“Juancito” was previously published in this anthology.

and fights, of fashion and girls. Far removed from the expectations of our age and situation, we talked and marveled about the nature of the stars, the silent unknown around us, science, history, and the heart of humanity. We delved into topics that to this day grip my heart of hearts. Juancito shared with us his marvel for life, his hopes for a world free and true, his vision of a human race mature and just, and his enthusiasm for science and the future.

 

I was alone with him one night, leaning against my father’s car in the parking lot above the row of houses of our neighborhood, after the other friends congregated around “El Chele” Medrano, the feared dad of a pretty girl who had been my playmate since I was 3, to hear him speak of sex and whores and why Jesus really sweated blood with Mary Magdalene in the desert. Juancito and I stayed apart, pondering hard on the infinite nature of the universe and the relentless nature of its laws, and came to that point where the mind wakes up into a sense of timelessness and ceases to be his mind or my mind, and it becomes a book of ideas that said that, out of the infinite number of solar systems, there had to be others with life like ours, or even life unlike ours but conscious and alive. The mind speculated that any mind which wakes up to the realization of its universality would wonder, perhaps at that very moment, if there was perhaps another mind pondering the same question about the existence of other minds like this one that is thinking right now; and just like that, we looked up to the night sky and realized that, at this very fleetingly eternal moment, another child like Juancito and me was looking up towards the infinite space above him and wondered about us. The mind who wonders seemed to breach the dark gulf separating one from another, and there was just the wonderment of having, for a moment, touched another.

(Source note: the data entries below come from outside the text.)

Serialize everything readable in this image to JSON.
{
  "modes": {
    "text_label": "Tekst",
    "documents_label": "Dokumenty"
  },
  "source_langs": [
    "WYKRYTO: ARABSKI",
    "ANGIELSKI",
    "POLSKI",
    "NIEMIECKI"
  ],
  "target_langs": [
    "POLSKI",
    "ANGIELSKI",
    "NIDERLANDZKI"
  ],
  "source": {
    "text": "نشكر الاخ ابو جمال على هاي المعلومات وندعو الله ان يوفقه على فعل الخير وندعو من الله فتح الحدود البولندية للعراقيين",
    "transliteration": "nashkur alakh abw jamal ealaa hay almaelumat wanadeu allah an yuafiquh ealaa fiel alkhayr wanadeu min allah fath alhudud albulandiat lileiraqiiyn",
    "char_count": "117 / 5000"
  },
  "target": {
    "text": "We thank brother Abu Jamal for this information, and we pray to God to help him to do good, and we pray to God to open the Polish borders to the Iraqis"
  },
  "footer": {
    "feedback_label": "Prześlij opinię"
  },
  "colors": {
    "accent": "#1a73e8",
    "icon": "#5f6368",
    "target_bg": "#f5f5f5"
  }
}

After this and other conversations of religion, politics, philosophy and things, life took over, and I lived the life for me, and he went on to his revolutionary calling. I overheard once that conversation when his aunt, the nurse, the one who took him in her home and once saved me from the toys I had shoved into my nose to see how far my hole went. It was that conversation where the mother figure tells him to be careful, that he is taking too many risks, that he could end up dead or tortured, that he should study and prepare himself for a good future and a good family, that he is smart and good and therefore must not throw everything away, that “be careful and think of us who love you and will miss you,” and that the revolution he is struggling for will never happen and is all a farce and everyone is for himself and more good can be done by staying in school and raising a family. Yes, I heard that conversation, and I heard his response, loving and kind as when he talked to me, and just as full of splendor were his words when he told his aunt that what we are doing, this our thing, is not for us, that we will never see the benefits of our work, that it was for the future of humanity and that others in distant times will live the life that is right and just and good. This is not for me, not for us. It is for the future of humanity.

That was the last I heard of him. Juancito became a “disappeared”—a victim of a repressive paramilitary government for whom Juancito was a terrorist, a public enemy, the disease of the world coming from outside to disrupt their world of possessions and private wealth and the rule of arms. Juancito disappeared and was never, ever found. His happy, tender voice full of hope and smiles was never heard again.

There is a silent void where you used to be. I called you “Juancito” when you were older than me, and I call you “Juancito” now that I am older and you are still a very young man. It hurts, Juancito, to know you gone, to intuit you tortured and killed. I have kept our talks in my most intimate abode, and once in a while I look across the gulf of time and space and I see your face looking up into my eyes with a wide-eyed child next to you, wondering if I see you and if I am also thinking about you and know that there is another out there in this limitless, free, and revolutionary vastness.

 

Click here to watch Koyote read “Juancito”